Copenhagen brands itself as a "city of cyclists", but has no building stock to reflect this. The centre has buildings designed for an age when everyone walked and the suburbs have houses to drive to, while designers of redevelopment districts assume that people would rather take trains to the city. In other words, their bicycle planning stops at the curb.
Door-to-door trips from Ørestad to many addresses in the city can be faster by bike than by train. So let's imagine a housing development designed to leave and returned to by bike, rather than by car or on foot.
The conceptual stating point is conventional "slab block" with double-loaded interior corridors. Lower levels have small single-aspect apartments facing East or West to capture sun daily, even in Winter. Large bayonet apartments on the upper three levels make efficient use of the corridor.
The slab block is tilted by 3 degrees (1 in 20) so the corridors are now ramps and the apartments are staggered.
The first floor is extended ("slipped") until the ramped corridor reaches the ground.
Ditto for floor level two.
And the same again for the bayonet levels—with one slight addition:
their corridor needs to extend a bit further.
A conventional slab block (left) shortens the walking distance to lifts. Also lifts are used to go up and down. What we call a "slip-block" (right) encourages people to leave on their bikes by giving them gravity assistance from the moment they wheel out of their doors. Since they would only be used (by some) to go up, lifts are provided at the ends of blocks only. Typically, one large lift can serve a whole building.
Pedestrian paths at the edge of the ramped access-corridors are textured to deter cyclists, while the bike path at the centre is cambered to deter walkers. Visitor bike parking protects each from the other.
Even the smallest apartments have a bike space within the secure confines of the dwelling, placed to intercept residents as they leave home.
We provide indoor bike parking spaces to match the anticipated number of beds. You're looking at "start of trip" bike parking facilities, not in a basement, not on the street, but at the point from which trips really start: inside of the home.
Here is a plan of a full-width bayonet flat on the top level (the level with bike parking opening off of the corridor is one floor below).
Every apartment has sunlight and a view over a raised pedestrian concourse spanning a sunken bike-transport layer.
The ground plane treatment is inspired by the BMX park, where riders speed across channels and come to a stop on the crests, all without braking and with minimal pedalling effort.
From left: the artificial raised ground plane for pedestrians; view from apartments; view from a bicycling channel.
Here we are looking up from the bicycling channel to a ground level retail location. Commercial tenancies occur every 60meters and correspond to the bases of the ramped access corridors.
Below the pedestrian concourses riders are protected from rain and have been given gravity assistance to get up to speed upon entry...
while on the concourse, pedestrians and slow riders are protected from commuters speeding below.
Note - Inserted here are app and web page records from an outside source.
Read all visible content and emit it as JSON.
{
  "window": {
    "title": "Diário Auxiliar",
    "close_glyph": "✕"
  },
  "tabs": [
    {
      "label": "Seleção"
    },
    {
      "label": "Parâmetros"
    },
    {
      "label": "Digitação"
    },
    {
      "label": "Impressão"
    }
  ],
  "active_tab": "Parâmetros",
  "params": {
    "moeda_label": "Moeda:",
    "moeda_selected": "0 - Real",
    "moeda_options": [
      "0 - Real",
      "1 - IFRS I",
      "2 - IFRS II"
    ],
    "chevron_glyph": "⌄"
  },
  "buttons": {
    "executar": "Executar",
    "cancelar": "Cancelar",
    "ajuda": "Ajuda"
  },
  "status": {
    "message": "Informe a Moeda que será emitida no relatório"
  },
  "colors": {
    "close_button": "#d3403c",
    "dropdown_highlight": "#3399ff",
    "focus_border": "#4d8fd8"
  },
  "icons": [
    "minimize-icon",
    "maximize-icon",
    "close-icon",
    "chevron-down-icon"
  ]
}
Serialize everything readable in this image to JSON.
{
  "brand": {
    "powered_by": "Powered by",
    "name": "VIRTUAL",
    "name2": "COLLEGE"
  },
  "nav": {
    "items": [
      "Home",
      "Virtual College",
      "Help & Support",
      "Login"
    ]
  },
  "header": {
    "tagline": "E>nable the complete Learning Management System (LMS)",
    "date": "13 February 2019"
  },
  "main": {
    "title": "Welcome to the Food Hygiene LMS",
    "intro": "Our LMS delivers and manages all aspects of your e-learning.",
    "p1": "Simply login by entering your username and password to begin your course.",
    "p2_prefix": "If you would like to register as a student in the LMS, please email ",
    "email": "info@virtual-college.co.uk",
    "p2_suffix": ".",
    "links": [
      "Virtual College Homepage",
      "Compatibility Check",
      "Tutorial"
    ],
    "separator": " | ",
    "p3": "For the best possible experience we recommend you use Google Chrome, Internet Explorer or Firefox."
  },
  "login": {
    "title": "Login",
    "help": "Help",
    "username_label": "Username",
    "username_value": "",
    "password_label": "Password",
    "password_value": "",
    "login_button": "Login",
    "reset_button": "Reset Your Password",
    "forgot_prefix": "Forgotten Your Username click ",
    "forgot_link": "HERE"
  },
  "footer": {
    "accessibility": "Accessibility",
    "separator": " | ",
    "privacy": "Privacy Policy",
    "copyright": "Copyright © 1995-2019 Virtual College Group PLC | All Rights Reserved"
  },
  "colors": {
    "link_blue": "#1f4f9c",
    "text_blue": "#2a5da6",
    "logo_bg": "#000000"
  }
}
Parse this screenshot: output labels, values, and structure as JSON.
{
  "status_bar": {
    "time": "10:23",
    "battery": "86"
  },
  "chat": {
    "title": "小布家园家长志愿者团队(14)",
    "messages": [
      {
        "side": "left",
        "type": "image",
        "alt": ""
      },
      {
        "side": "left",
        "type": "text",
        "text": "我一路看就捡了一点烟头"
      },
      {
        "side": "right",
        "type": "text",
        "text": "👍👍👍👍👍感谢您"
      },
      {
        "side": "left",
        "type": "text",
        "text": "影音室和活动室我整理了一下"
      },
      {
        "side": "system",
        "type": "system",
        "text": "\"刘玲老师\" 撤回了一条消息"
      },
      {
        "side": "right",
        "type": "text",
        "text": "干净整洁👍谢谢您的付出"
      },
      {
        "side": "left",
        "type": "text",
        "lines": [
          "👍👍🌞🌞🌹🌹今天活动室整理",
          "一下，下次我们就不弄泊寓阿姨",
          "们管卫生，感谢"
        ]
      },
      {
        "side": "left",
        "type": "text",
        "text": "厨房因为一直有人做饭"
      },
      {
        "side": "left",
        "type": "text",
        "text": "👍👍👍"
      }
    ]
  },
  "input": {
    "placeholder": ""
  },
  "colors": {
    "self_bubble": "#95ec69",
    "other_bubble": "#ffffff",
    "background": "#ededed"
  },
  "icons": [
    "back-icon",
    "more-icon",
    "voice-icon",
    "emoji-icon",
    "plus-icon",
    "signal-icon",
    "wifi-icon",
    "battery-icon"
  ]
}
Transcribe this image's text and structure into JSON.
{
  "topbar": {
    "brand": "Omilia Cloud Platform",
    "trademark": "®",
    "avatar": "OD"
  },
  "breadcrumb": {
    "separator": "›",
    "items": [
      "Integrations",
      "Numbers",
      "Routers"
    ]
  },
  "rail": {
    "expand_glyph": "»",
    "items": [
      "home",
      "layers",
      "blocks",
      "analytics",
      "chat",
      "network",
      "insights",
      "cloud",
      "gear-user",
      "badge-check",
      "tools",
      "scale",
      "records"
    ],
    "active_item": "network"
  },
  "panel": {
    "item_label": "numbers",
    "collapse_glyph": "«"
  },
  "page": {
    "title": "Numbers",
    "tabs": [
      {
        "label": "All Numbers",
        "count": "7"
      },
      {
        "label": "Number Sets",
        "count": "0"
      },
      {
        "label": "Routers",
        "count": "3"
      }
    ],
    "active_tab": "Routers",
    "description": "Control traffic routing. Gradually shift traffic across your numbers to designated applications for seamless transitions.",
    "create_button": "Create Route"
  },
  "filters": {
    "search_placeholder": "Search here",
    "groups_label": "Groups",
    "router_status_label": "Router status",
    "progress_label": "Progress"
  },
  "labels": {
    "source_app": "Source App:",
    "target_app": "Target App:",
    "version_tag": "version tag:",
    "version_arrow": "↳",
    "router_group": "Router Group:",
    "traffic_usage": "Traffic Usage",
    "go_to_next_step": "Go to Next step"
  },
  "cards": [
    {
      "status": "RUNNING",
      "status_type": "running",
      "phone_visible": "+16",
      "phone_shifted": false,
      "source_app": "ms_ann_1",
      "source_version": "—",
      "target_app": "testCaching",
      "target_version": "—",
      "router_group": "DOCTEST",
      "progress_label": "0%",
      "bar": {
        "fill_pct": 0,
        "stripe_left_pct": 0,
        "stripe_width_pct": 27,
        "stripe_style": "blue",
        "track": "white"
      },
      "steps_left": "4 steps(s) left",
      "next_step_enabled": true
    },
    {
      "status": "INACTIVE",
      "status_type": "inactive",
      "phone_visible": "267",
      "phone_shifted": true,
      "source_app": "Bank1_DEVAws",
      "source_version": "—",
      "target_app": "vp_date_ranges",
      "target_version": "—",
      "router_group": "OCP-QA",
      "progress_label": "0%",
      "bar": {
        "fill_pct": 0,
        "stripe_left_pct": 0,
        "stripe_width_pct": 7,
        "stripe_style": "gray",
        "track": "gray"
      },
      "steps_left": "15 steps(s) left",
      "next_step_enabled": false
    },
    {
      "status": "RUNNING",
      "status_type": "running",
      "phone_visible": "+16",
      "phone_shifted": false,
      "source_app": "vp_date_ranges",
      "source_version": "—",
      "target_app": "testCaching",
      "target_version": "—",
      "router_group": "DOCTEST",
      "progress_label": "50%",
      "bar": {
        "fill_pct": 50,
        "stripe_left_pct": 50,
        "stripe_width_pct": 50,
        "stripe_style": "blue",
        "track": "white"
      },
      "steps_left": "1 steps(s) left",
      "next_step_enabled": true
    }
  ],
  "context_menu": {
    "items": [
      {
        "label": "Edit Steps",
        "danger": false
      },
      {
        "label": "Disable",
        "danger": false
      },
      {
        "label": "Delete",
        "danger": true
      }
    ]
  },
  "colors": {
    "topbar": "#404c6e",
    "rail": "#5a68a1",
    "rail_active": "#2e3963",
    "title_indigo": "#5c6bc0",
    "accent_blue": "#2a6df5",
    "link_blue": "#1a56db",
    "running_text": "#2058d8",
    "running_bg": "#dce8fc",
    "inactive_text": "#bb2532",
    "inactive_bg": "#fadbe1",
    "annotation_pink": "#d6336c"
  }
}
As we mean for this scheme to be received only as a stark proposition, and catalyst for further debate, we have shown the blocks in a rack, oriented to maximise sun penetration.
The wedged-shape of the slip block makes it possible to give most residents views to the city or country over the low ends of neighbouring blocks.
Low level apartments have filtered views through holes left in each block.
Holes occur above retail hubs at the start of each ramped corridor leading inside to the flats.
Stairs with wheel-channels at the ends of the blocks provide access to sloped roof-top recreation areas: sites for ski slopes or mountain bike flow trails.
We have not shown the many ways this concept is able to be softened, especially at the ground level. Our aim with the Unite d' Bicycle Nation is to highlight just how different housing might be if cycling were recognised as an alternative mode. In Copenhagen it is still being treated as an add-on, or supplement, to developments that teleologically trace to machines used for transport.
A stark proposition for the “city of cyclists”. Featured on Archinect.
Designer: Steven Fleming. Assistants: Rafael Upcroft, Rob Maver, Abdel Soudan.